───── DATA RECORDS
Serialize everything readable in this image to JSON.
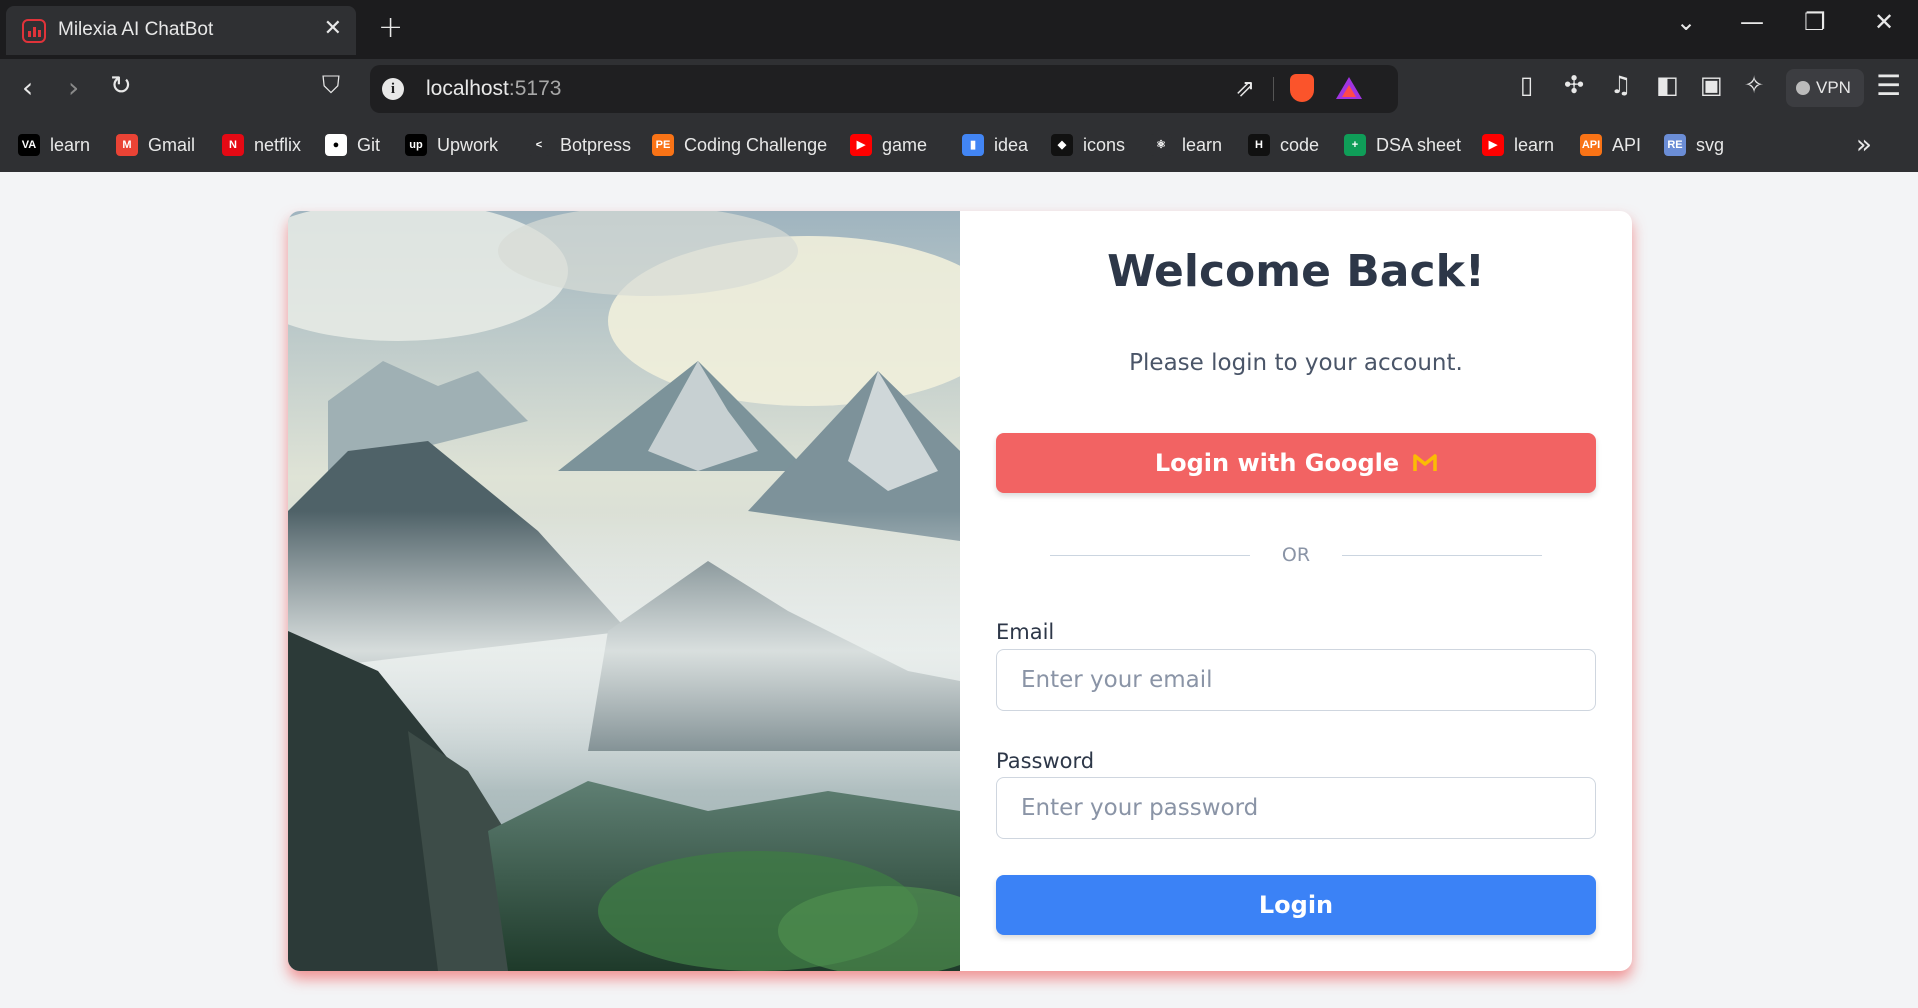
{
  "browser": {
    "tab_title": "Milexia AI ChatBot",
    "tab_close": "✕",
    "new_tab": "+",
    "url_host": "localhost",
    "url_port": ":5173",
    "vpn_label": "VPN",
    "bookmarks_more": "»",
    "bookmarks": [
      {
        "label": "learn",
        "icon": "VA",
        "color": "#000000"
      },
      {
        "label": "Gmail",
        "icon": "M",
        "color": "#ea4335"
      },
      {
        "label": "netflix",
        "icon": "N",
        "color": "#e50914"
      },
      {
        "label": "Git",
        "icon": "●",
        "color": "#ffffff"
      },
      {
        "label": "Upwork",
        "icon": "up",
        "color": "#000000"
      },
      {
        "label": "Botpress",
        "icon": "<",
        "color": "#2f3033"
      },
      {
        "label": "Coding Challenge",
        "icon": "PE",
        "color": "#f97316"
      },
      {
        "label": "game",
        "icon": "▶",
        "color": "#ff0000"
      },
      {
        "label": "idea",
        "icon": "▮",
        "color": "#4285f4"
      },
      {
        "label": "icons",
        "icon": "◆",
        "color": "#111111"
      },
      {
        "label": "learn",
        "icon": "⚛",
        "color": "#2f3033"
      },
      {
        "label": "code",
        "icon": "H",
        "color": "#111111"
      },
      {
        "label": "DSA sheet",
        "icon": "+",
        "color": "#0f9d58"
      },
      {
        "label": "learn",
        "icon": "▶",
        "color": "#ff0000"
      },
      {
        "label": "API",
        "icon": "API",
        "color": "#f97316"
      },
      {
        "label": "svg",
        "icon": "RE",
        "color": "#6b8dd6"
      }
    ]
  },
  "login": {
    "heading": "Welcome Back!",
    "subtitle": "Please login to your account.",
    "google_button": "Login with Google",
    "divider_text": "OR",
    "email_label": "Email",
    "email_placeholder": "Enter your email",
    "password_label": "Password",
    "password_placeholder": "Enter your password",
    "login_button": "Login"
  },
  "colors": {
    "google_button": "#f26363",
    "login_button": "#3b82f6",
    "heading": "#2d3748",
    "page_bg": "#f3f4f6"
  }
}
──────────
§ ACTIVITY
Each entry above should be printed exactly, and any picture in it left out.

§ SOLUTION TO THIS PROBLEM
Serialize everything readable in this image to JSON.
{
  "browser": {
    "tab_title": "Milexia AI ChatBot",
    "tab_close": "✕",
    "new_tab": "+",
    "url_host": "localhost",
    "url_port": ":5173",
    "vpn_label": "VPN",
    "bookmarks_more": "»",
    "bookmarks": [
      {
        "label": "learn",
        "icon": "VA",
        "color": "#000000"
      },
      {
        "label": "Gmail",
        "icon": "M",
        "color": "#ea4335"
      },
      {
        "label": "netflix",
        "icon": "N",
        "color": "#e50914"
      },
      {
        "label": "Git",
        "icon": "●",
        "color": "#ffffff"
      },
      {
        "label": "Upwork",
        "icon": "up",
        "color": "#000000"
      },
      {
        "label": "Botpress",
        "icon": "<",
        "color": "#2f3033"
      },
      {
        "label": "Coding Challenge",
        "icon": "PE",
        "color": "#f97316"
      },
      {
        "label": "game",
        "icon": "▶",
        "color": "#ff0000"
      },
      {
        "label": "idea",
        "icon": "▮",
        "color": "#4285f4"
      },
      {
        "label": "icons",
        "icon": "◆",
        "color": "#111111"
      },
      {
        "label": "learn",
        "icon": "⚛",
        "color": "#2f3033"
      },
      {
        "label": "code",
        "icon": "H",
        "color": "#111111"
      },
      {
        "label": "DSA sheet",
        "icon": "+",
        "color": "#0f9d58"
      },
      {
        "label": "learn",
        "icon": "▶",
        "color": "#ff0000"
      },
      {
        "label": "API",
        "icon": "API",
        "color": "#f97316"
      },
      {
        "label": "svg",
        "icon": "RE",
        "color": "#6b8dd6"
      }
    ]
  },
  "login": {
    "heading": "Welcome Back!",
    "subtitle": "Please login to your account.",
    "google_button": "Login with Google",
    "divider_text": "OR",
    "email_label": "Email",
    "email_placeholder": "Enter your email",
    "password_label": "Password",
    "password_placeholder": "Enter your password",
    "login_button": "Login"
  },
  "colors": {
    "google_button": "#f26363",
    "login_button": "#3b82f6",
    "heading": "#2d3748",
    "page_bg": "#f3f4f6"
  }
}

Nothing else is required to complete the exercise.